Name: Pulp Kitchen
Location: Ainslie Shops
Food et: Oven baked camembert, sourdough toast, radish and watercress salad. Side of fries with saffron aioli.
I’d walked past Pulp Kitchen, located around the corner out the back of the ever-trendy Ainslie Shops, a few times and thought “what a brilliant name, must give that a try”. Luckily, I managed to lure a friend in to coming along with me to check out the restaurant, our decision cemented by the promise of an Earl Grey Crème Brulee, listed on their online menu.
Touted as a “European Brasserie”, the restaurant is simply laid out with a modern, classic feel. Tables near the wall length window are set for parties of two, with the chairs facing outwards towards the street. Sadly the view is of the side walk, tables outside and some poor random persons front yard. But it’s great for people watching…well, watching people get their groceries.
Special mention about the music, which was awesome swing and jazz music that you can’t help but sign along to.
The fair at Pulp Kitchen is indicative of the name, everyday food. It’s the same kind of food you’d find in a bistro, but a posh bistro.
The menu we were presented (both on paper and on the giant blackboards adorning each end of the restaurant) was, sadly, not the one up on their website and the meals I had already decided I wanted were not on this new list – including the main attraction, the Earl Grey Crème Brulee.
After lamenting the loss of such an amazing sounding dessert, I cried in to my lemonade for a bit and then decided on something simple for my main – ovenbaked camembert with sourdough toast and a radish and watercress salad. And a side of fries with saffron aioli – because I love me some fatty potato.

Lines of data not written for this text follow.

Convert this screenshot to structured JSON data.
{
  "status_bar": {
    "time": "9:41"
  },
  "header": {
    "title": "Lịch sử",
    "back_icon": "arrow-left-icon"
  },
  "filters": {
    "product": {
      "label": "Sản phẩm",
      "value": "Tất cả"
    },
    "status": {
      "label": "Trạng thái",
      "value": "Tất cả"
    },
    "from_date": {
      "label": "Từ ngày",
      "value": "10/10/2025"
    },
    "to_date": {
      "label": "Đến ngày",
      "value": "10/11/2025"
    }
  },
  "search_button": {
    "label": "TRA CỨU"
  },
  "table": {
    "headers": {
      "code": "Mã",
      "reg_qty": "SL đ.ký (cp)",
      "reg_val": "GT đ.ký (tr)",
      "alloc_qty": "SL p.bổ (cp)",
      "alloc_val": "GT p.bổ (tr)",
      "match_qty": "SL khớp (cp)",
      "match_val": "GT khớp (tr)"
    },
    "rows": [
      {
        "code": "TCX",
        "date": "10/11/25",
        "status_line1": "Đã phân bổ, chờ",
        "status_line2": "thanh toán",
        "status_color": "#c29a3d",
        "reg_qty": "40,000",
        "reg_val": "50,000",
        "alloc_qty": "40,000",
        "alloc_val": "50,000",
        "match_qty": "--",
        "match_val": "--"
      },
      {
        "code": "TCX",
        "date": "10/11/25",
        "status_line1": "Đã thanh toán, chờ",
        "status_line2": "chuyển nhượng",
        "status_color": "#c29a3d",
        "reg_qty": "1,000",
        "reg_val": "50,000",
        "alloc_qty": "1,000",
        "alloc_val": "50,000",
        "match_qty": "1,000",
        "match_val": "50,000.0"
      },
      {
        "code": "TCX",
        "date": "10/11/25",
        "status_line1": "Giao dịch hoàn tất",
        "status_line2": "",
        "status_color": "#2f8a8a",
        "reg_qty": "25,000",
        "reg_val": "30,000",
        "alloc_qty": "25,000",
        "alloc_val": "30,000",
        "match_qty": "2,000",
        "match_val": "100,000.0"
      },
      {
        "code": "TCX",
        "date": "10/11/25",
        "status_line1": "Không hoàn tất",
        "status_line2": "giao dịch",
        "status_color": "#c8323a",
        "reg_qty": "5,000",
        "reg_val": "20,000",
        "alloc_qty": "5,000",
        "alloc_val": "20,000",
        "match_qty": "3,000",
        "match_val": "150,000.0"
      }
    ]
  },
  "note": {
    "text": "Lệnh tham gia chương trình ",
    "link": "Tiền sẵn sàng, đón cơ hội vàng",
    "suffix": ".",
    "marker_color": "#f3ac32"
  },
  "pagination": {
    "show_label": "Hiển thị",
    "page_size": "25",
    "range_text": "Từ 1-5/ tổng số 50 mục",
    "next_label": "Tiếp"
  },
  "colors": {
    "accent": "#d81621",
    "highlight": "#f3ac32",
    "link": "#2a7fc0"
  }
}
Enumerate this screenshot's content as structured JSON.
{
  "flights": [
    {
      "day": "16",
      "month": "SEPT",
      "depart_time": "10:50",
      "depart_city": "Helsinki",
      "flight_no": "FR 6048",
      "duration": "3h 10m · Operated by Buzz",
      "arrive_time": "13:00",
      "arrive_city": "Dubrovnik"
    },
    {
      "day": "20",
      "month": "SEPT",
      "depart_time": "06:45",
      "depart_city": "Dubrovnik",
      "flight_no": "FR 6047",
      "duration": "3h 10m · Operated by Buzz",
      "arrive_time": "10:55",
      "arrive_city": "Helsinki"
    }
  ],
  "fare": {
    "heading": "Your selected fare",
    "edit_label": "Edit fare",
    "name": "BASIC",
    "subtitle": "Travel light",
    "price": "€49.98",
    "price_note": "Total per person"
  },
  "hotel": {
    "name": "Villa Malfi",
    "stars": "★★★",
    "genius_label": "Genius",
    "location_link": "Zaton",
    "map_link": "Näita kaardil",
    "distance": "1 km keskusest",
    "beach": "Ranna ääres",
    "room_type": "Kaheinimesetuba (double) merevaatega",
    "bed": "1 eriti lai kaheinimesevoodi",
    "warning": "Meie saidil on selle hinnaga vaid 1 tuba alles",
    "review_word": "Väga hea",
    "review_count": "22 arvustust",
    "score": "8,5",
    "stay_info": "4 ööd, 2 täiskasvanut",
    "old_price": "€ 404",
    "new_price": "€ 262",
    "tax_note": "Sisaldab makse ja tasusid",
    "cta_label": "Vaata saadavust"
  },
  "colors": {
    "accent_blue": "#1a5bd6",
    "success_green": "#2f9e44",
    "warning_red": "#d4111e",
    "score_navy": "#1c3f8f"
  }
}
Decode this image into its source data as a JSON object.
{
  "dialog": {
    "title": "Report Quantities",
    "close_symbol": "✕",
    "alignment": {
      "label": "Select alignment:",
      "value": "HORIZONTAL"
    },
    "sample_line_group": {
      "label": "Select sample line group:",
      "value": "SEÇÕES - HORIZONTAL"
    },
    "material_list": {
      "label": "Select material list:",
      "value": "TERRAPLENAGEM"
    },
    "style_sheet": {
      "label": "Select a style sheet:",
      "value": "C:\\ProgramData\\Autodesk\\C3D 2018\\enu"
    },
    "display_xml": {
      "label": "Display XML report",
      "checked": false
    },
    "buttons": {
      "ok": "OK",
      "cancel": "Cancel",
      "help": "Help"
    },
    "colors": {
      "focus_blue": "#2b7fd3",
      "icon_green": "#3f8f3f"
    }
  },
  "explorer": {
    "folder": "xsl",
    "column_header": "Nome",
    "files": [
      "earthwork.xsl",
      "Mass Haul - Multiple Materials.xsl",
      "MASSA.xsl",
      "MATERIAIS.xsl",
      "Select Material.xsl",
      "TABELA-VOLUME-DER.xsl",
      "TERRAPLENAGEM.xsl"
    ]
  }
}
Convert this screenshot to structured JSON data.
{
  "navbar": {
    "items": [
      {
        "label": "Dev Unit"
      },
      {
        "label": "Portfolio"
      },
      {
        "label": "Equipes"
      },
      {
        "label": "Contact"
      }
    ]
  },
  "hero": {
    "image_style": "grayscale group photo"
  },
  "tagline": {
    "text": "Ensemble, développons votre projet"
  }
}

It’s pretty much a melted cheese toasty – but with class. The camembert was baked to a gooey perfection, easily spread on the toast. Toasted sourdough was lovely and crunchy. Salad was not much to speak of, since there was only about three bites worth on the plate, but it did a nice job of balancing the strength of the cheese.
My friend J, went for the classic french steak and pommes – beef tenderloin medallions and shoe string fries, served with a mustard béarnaise.
J was really happy with her meal, and said that the meat was of good quality and well cooked. She also made special mention of the béarnaise sauce, which she like a lot.
As I’d set my heart on the crème brulee, so I enquired about the “chef’s choice crème brulee” for the night, which was apparently white chocolate. I don’t have a photo of the dessert – there isn’t much other than candle light and I hate taking photos with a flash…
I was quite disappointed with my dessert, it tasted like the custard-powder-custard my Mum makes – although the toffee top was perfectly crunchy.
J had the Dark chocolate mousse with pear sorbet and ricotta doughnuts – which she said was amazing.
We had our dessert with Earl Grey tea, cos if we weren’t gonna get it in a brulee, we still were gonna get it! The tea was actually really nice, and tasted like it was a decent loose leaf.
Service at Pulp Kitchen was a bit all over the shop. Very attentive to start with, but after they delivered the dessert and tea – not a peep. We ended up having to go over to the register and pay on our own, after sitting at our table for over 30 minutes after we finished.
Verdict: Essentially, Pulp Kitchen serves good quality traditional meals, without the wank and pompous of some other establishments.